With his delegation, which included the then head of French diplomacy, Bernard Kouchner, President Sarkozy then visited the memorial museum for twenty minutes, a museum that traces the history of Rwanda from Belgian colonization to the genocide , which caused more than 800,000 deaths (according to the UN), the vast majority of which were Tutsi, and the coming to power of President Paul Kagame. To properly situate the political will that prevailed in this process, it must be remembered that at that time, the role of France was strongly the subject of intense controversy, which did not prevent the president French at the time to appeal to the international community.
During the joint press conference held with President Kagame in February 2010, when he was silent when the guide of the Kigali Genocide Memorial Museum had arrested him, Nicolas Sarkozy said: « What happened here is a defeat for humanity.
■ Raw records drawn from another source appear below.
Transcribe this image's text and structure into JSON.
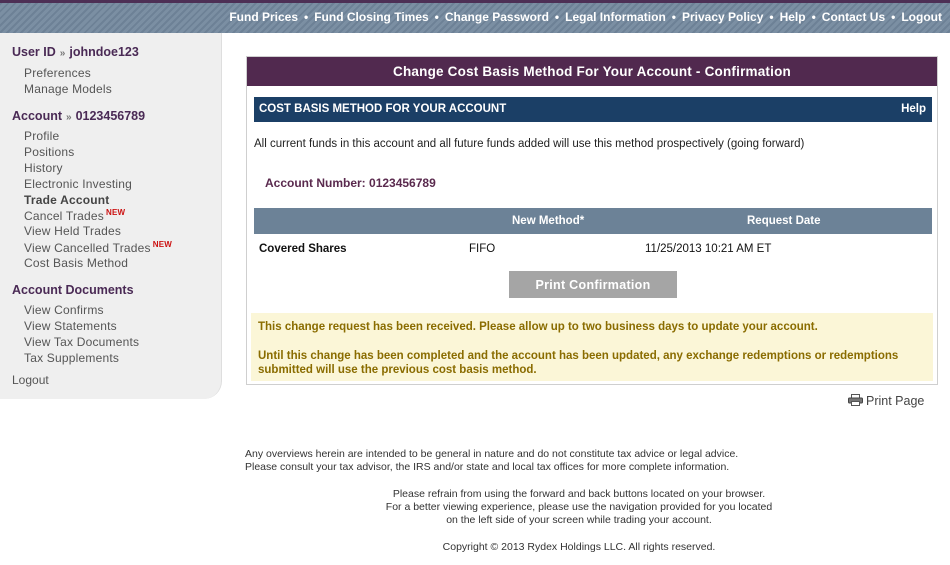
{
  "topnav": [
    "Fund Prices",
    "Fund Closing Times",
    "Change Password",
    "Legal Information",
    "Privacy Policy",
    "Help",
    "Contact Us",
    "Logout"
  ],
  "sidebar": {
    "user_label": "User ID",
    "user_id": "johndoe123",
    "user_items": [
      "Preferences",
      "Manage Models"
    ],
    "account_label": "Account",
    "account_number": "0123456789",
    "account_items": [
      "Profile",
      "Positions",
      "History",
      "Electronic Investing",
      "Trade Account",
      "Cancel Trades",
      "View Held Trades",
      "View Cancelled Trades",
      "Cost Basis Method"
    ],
    "new_badge": "NEW",
    "documents_label": "Account Documents",
    "document_items": [
      "View Confirms",
      "View Statements",
      "View Tax Documents",
      "Tax Supplements"
    ],
    "logout": "Logout"
  },
  "panel": {
    "title": "Change Cost Basis Method For Your Account - Confirmation",
    "section_title": "COST BASIS METHOD FOR YOUR ACCOUNT",
    "help": "Help",
    "intro": "All current funds in this account and all future funds added will use this method prospectively (going forward)",
    "account_number_label": "Account Number:",
    "account_number": "0123456789",
    "table": {
      "headers": [
        "",
        "New Method*",
        "Request Date"
      ],
      "row": [
        "Covered Shares",
        "FIFO",
        "11/25/2013 10:21 AM ET"
      ]
    },
    "print_button": "Print Confirmation",
    "notice1": "This change request has been received. Please allow up to two business days to update your account.",
    "notice2": "Until this change has been completed and the account has been updated, any exchange redemptions or redemptions submitted will use the previous cost basis method."
  },
  "print_page": "Print Page",
  "footer": {
    "disclaimer1": "Any overviews herein are intended to be general in nature and do not constitute tax advice or legal advice.",
    "disclaimer2": "Please consult your tax advisor, the IRS and/or state and local tax offices for more complete information.",
    "browser1": "Please refrain from using the forward and back buttons located on your browser.",
    "browser2": "For a better viewing experience, please use the navigation provided for you located",
    "browser3": "on the left side of your screen while trading your account.",
    "copyright": "Copyright © 2013 Rydex Holdings LLC. All rights reserved."
  },
  "colors": {
    "brand_purple": "#51294f",
    "section_navy": "#1b3f66",
    "table_header": "#6c8297",
    "notice_bg": "#fbf6d7",
    "notice_text": "#8a6c00",
    "new_badge": "#cc1111"
  }
}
What happened here has left an indelible mark. (…) What happened here forces the international community, including France, to reflect on its mistakes which prevented it from preventing and stopping this appalling crime ”. He added: “We must see further, to organize reconciliation. Errors of assessment, political errors have been made here and have had absolutely dramatic consequences. We want those responsible for the genocide to be found and punished. There is no ambiguity. I told President Kagame, those who did this, wherever they are, must be found and punished ”. “Are there any in France? It is up to justice to say so. We have just refused political asylum to one of the people concerned, and there are legal proceedings initiated, ”he continued. In conclusion, he said: « We will try to build a bilateral relationship where we will explore a new way to help each other. France wants to help Rwanda and we are going to build political, economic and cultural cooperation ”.
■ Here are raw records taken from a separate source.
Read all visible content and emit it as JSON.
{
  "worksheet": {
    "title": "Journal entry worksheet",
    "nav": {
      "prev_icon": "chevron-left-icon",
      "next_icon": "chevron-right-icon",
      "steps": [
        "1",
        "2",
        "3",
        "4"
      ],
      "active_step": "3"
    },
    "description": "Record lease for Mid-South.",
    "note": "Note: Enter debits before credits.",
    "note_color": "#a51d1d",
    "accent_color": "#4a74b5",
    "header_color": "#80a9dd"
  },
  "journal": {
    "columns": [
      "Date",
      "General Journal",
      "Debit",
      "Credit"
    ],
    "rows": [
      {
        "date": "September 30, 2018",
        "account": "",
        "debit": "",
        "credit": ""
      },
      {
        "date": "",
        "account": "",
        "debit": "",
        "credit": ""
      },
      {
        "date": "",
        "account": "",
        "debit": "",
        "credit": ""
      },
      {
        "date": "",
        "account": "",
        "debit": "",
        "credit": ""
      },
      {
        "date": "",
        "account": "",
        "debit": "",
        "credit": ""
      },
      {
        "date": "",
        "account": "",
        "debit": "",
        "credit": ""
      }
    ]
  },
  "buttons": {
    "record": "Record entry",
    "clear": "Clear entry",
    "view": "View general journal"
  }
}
And now ?
Eleven years later, as if to echo this wish of President Sarkozy, the French presidency under the mandate of Emmanuel Macron indicated “hope that this report can lead to other developments in (the) relationship with Rwanda” and that, “this time, the approach of rapprochement could be initiated in an irreversible manner”. And to suggest that, in this context, the return of a French ambassador to Kigali “in the coming months” would be “an additional step” towards normalization “. To strengthen this dynamic, the French Presidency addressed the sensitive issue of the prosecution of those responsible for genocide. “France will continue its efforts in the fight against the impunity of those responsible for crimes of genocide”, indicated a press release from the Elysee.
It should in fact be known that if a certain number of genocide planners, sponsors or killers were convicted in Rwanda, by the International Criminal Tribunal for Rwanda (ICTR), and abroad, many continue to escape justice. . To date, Kigali has sent at least 48 extradition requests to France, the first European country before Belgium (40 requests). There is no doubt. Paris is stepping up initiatives for the fastest possible reconciliation and Kigali seems to appreciate them at their true value. After affirming that this report which points to the heavy and overwhelming responsibilities of France marked “a change”, President Kagame hailed it as showing ” a desire, even among the leaders in France, to move forward with a good understanding of what happened ”. “Rwanda will also have a say with its own report on the subject,” he added. Scheduled to be unveiled in April, its content will say a lot about the atmosphere that should accompany cooperation between France and Rwanda in the near future.